It’s been a year since Andres Manuel Lopez Obrador was elected President, and seven months since he took office. He launched two of his signature programs: scholarships for young people who are out of work and pension plans for people over 65 years old. His austerity plan reduced the wages of highly paid government officials’, and budget cuts were applied in a number of federal ministries. This left many government workers without a job. For economic analyst José Luis de la Cruz these austerity measures might have a negative impact on the country’s growth Lopez Obrador’s agenda shifted after U.S. President Trump threatened to impose tariffs on Mexican goods if Mexico couldn’t rapidly reduce the northbound flow of migrants. At the national palace in Mexico City, AMLO holds a daily morning conference allowing reporters to ask questions. But the relationship between Mexico’s President and journalists has been particularly complicated.  FULL STORY: https://www.univision.com/univision-news/amlos-first-anniversary-in-power-how-voters-in-mexico-are-responding-video

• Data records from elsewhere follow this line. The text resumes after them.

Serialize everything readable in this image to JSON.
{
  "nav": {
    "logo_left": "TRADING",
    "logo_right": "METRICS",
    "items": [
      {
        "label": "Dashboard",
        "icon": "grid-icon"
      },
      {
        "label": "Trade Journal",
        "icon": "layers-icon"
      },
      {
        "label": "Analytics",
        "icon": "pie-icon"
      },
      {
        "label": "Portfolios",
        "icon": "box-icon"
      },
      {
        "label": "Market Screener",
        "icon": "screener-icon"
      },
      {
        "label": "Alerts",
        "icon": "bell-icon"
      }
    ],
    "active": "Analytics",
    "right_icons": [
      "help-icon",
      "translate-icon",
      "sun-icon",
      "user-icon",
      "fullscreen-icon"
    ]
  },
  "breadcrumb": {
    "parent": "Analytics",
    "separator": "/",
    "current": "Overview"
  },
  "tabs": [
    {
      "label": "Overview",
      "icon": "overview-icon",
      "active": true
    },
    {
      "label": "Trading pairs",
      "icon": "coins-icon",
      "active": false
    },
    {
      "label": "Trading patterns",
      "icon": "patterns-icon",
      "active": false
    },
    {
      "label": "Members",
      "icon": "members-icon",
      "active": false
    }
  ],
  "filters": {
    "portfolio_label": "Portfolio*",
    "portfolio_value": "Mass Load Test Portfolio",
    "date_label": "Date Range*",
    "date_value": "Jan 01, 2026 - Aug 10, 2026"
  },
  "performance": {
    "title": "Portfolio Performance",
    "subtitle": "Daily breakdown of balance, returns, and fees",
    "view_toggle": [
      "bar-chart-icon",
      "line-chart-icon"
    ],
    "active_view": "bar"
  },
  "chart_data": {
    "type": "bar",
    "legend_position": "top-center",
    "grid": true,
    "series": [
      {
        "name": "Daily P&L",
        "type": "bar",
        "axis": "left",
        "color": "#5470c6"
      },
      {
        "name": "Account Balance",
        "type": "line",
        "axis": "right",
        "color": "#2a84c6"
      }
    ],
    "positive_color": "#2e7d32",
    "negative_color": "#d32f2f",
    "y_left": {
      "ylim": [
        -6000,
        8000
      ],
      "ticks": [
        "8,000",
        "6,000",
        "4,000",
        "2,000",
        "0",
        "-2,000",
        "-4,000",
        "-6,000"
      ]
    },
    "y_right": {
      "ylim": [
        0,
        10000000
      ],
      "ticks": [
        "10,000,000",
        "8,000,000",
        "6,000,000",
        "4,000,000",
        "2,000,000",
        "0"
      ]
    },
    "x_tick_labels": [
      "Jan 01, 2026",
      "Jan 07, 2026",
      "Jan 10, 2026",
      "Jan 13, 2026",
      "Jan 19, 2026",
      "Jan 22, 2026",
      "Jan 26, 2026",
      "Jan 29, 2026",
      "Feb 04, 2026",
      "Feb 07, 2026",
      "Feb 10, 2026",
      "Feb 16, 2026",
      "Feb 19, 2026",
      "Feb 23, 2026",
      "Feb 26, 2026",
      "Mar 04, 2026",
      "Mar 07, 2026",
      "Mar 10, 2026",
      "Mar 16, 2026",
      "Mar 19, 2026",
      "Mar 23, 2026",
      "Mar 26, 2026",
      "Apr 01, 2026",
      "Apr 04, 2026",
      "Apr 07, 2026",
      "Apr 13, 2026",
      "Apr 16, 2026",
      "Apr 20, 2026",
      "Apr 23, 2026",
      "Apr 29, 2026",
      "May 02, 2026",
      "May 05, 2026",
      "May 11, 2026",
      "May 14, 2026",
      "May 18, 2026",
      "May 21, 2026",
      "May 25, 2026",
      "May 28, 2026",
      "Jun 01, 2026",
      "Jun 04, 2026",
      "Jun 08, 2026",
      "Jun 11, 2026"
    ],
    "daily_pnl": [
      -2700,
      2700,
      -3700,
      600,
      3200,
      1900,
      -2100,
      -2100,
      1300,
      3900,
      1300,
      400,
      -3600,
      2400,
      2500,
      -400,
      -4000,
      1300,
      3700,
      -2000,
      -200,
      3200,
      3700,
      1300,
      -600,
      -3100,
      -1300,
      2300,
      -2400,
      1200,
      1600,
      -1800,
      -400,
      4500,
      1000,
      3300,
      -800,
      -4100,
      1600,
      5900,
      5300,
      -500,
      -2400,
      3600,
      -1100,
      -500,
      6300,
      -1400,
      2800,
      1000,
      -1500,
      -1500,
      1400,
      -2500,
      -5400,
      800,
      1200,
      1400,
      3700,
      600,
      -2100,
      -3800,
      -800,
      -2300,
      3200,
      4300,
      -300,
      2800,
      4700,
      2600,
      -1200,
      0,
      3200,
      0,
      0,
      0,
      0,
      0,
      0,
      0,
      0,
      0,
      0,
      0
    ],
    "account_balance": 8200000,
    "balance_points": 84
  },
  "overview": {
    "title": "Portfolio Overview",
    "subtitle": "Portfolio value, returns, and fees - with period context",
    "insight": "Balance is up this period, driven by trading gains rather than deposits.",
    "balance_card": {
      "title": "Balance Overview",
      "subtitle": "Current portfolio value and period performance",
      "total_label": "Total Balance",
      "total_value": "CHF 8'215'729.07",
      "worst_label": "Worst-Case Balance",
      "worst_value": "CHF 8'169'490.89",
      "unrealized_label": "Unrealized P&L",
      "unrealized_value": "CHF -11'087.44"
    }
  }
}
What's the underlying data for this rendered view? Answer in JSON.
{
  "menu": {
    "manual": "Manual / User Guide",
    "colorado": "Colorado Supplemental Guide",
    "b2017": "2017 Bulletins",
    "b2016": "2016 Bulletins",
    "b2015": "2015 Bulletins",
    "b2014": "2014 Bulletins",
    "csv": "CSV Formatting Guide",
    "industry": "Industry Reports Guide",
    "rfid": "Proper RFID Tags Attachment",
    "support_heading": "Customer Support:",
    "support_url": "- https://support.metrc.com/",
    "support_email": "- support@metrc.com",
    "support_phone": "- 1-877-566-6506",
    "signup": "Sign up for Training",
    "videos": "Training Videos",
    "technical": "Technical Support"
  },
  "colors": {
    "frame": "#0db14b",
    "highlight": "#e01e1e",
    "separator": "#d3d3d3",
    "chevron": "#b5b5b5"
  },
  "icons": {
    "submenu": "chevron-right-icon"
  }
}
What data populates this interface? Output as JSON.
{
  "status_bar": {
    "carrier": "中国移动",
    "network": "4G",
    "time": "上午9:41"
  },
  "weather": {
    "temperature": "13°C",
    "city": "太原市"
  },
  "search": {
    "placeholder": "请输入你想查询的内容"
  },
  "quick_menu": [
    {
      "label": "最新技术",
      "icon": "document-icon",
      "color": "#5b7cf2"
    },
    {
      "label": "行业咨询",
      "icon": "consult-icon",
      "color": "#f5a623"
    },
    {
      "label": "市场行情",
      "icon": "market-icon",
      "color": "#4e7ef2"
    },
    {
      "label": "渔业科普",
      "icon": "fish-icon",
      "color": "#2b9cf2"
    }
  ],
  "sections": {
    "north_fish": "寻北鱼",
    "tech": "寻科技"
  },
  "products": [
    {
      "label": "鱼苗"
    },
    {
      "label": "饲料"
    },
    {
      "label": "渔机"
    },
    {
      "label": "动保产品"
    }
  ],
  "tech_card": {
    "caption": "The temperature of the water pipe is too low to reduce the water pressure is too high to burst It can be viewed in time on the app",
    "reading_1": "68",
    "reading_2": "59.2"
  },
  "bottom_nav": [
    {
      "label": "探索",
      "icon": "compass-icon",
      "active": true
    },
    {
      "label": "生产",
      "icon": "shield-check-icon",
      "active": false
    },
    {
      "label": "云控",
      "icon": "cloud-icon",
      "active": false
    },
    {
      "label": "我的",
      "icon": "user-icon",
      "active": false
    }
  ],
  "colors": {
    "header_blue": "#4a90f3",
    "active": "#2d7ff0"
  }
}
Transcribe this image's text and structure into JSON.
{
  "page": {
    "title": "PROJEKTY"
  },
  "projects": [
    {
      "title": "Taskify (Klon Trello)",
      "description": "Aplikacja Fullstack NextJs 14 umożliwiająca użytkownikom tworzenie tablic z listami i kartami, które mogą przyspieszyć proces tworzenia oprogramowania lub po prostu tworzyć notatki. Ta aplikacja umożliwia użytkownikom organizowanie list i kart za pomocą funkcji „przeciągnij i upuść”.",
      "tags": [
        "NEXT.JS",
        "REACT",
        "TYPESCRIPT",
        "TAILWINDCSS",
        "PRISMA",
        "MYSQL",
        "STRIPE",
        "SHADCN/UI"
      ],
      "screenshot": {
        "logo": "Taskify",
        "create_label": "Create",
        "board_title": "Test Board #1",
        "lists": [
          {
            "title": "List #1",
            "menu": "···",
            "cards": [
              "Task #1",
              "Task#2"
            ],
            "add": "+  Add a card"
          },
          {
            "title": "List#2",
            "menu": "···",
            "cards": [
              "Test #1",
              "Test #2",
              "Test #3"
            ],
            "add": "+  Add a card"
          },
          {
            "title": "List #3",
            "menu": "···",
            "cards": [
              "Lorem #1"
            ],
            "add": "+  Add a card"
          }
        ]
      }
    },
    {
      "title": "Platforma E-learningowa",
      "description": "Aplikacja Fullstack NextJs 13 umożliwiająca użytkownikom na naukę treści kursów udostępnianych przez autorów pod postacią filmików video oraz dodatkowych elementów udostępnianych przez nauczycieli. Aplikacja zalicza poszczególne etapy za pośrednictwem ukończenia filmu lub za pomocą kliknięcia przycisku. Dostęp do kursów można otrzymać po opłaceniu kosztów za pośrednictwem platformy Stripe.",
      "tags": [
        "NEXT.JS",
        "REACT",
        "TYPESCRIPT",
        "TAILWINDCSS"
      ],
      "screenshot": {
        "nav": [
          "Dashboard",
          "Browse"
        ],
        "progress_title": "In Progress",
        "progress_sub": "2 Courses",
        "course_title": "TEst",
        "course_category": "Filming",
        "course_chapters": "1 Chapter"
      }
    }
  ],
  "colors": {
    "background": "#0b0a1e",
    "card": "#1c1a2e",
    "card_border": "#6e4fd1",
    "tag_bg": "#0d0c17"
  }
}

Surrounded by thousands of supporters on the main square the night he won the presidential election, 64-year-old Andres Manuel Lopez Obrador- or AMLO as he is known- promised not to disappoint his supporters after winning the presidential elections by the highest margin of the past two decades. His previous bids for president in 2006 and 2012, first with the Party of the Democratic Revolution (PRD) and then a coalition of the Labour Party (PT) and the Citizens’ Movement (MC) were both unsuccessful. The 2006 campaign was lost to Felipe Calderon of the right-wing National Action Party (PAN) by less than one percent of the vote and was marked by biter accusations of fraud. But in the wake of his 2012 loss by over seven percentage points to the traditionalist PRI party candidate, Enrique Peña Nieto, AMLO became disillusioned with party in-fighting, left the PRD and officially established the left-wing anti-establishment…